This is a challenge problem. It has been approved by Mr Fantastic.
This problem is from some putnam comptition. I got the problem out of a book that I have. It's fun.
let be a set that is closed under multiplication; that is, for any 2 elements of A, their product is also in A.
now, let , be disjoint. Also, suppose that the union of these 2 sets is A its self. Finaly, suppose that both sets T and Q have the following property: for any 3 elements that comes from one of those sets, the product is in the set that the 3 came from.

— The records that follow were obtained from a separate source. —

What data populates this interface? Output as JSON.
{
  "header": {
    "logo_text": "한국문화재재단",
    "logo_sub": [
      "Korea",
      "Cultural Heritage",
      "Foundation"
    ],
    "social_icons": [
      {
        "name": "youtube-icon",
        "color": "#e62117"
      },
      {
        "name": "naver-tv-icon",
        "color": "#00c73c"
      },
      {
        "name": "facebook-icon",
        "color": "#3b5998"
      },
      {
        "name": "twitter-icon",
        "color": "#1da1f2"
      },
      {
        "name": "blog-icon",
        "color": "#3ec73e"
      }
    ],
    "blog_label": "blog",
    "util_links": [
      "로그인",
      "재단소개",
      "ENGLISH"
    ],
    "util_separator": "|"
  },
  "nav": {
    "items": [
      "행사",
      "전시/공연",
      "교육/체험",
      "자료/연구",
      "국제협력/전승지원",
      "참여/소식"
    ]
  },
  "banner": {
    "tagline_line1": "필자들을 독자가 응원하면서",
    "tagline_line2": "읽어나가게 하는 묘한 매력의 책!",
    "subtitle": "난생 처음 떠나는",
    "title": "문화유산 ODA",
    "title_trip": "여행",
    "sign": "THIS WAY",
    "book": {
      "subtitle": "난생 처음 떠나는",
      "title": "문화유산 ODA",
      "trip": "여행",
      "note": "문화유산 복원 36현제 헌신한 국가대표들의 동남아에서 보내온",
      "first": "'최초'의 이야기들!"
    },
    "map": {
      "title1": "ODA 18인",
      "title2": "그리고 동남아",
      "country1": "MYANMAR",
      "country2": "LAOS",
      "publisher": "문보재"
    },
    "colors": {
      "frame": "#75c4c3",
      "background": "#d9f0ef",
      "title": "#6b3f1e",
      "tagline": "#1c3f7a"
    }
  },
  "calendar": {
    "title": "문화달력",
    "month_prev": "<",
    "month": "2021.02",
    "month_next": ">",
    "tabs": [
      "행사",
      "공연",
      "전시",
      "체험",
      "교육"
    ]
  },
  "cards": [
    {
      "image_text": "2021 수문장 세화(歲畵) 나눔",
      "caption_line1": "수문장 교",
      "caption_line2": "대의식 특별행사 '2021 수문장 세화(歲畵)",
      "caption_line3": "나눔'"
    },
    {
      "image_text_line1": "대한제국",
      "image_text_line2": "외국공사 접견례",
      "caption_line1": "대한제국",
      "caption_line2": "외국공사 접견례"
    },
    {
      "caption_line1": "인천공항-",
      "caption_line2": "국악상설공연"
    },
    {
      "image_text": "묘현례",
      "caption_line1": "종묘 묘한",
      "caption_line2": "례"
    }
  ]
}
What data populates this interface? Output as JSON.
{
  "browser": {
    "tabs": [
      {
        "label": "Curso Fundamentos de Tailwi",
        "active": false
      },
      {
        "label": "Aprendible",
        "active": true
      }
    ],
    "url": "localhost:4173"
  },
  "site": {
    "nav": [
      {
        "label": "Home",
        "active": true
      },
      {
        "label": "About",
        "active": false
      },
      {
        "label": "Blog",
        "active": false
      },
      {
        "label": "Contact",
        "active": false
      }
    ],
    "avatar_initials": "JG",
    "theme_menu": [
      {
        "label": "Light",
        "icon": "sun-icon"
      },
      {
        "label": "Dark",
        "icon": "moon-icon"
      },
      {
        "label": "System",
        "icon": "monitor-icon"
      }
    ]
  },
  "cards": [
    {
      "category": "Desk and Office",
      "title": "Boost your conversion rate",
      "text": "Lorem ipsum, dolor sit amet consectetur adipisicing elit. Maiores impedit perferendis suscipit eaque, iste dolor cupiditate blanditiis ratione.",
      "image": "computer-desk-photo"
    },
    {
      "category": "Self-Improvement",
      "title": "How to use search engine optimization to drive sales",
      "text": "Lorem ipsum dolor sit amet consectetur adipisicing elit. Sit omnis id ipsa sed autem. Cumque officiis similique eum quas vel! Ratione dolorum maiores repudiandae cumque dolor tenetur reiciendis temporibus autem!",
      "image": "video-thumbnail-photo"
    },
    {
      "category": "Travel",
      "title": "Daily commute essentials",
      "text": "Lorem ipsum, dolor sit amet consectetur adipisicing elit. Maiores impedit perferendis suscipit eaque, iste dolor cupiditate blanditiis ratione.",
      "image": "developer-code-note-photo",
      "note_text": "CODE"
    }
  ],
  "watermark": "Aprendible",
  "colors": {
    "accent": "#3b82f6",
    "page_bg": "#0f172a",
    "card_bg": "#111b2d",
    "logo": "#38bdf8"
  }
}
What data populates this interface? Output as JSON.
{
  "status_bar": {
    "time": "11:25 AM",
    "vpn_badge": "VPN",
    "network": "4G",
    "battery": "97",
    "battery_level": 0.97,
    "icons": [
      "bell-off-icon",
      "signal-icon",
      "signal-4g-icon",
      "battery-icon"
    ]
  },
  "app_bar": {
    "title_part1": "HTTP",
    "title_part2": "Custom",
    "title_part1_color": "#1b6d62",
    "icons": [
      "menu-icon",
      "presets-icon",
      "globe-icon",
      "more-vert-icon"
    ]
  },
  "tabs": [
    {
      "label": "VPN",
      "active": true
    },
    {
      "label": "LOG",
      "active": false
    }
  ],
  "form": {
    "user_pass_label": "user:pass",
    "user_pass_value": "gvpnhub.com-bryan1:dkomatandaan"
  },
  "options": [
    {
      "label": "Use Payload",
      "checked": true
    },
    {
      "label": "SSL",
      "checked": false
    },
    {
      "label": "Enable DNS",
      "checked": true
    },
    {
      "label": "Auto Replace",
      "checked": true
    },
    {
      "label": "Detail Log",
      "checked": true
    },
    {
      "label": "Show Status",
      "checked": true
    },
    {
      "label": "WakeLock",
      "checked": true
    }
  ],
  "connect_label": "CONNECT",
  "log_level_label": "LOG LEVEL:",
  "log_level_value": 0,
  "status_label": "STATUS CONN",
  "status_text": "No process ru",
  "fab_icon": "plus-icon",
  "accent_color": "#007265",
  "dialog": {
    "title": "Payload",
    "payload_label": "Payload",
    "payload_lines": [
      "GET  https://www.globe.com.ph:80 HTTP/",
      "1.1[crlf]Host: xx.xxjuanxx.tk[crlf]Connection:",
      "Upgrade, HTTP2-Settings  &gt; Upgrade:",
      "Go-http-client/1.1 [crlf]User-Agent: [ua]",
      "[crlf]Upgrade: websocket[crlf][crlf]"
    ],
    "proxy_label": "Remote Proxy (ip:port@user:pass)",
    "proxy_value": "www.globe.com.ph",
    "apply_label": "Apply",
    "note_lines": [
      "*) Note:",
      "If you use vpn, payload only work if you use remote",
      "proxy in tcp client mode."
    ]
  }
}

The 'three elements that come from one of those sets need not be distinct.
Prove that at least one of the subsets is closed under multiplication.
Moderator approved challenge question.
Jul 12th 2010, 12:43 PM
I like this one :D
Suppose the contrary: that there exist such that and such that .
Then, since and , plus the fact that is closed under multiplication,
it implies that and .
Therefore, from the conditions on and regarding multiplication,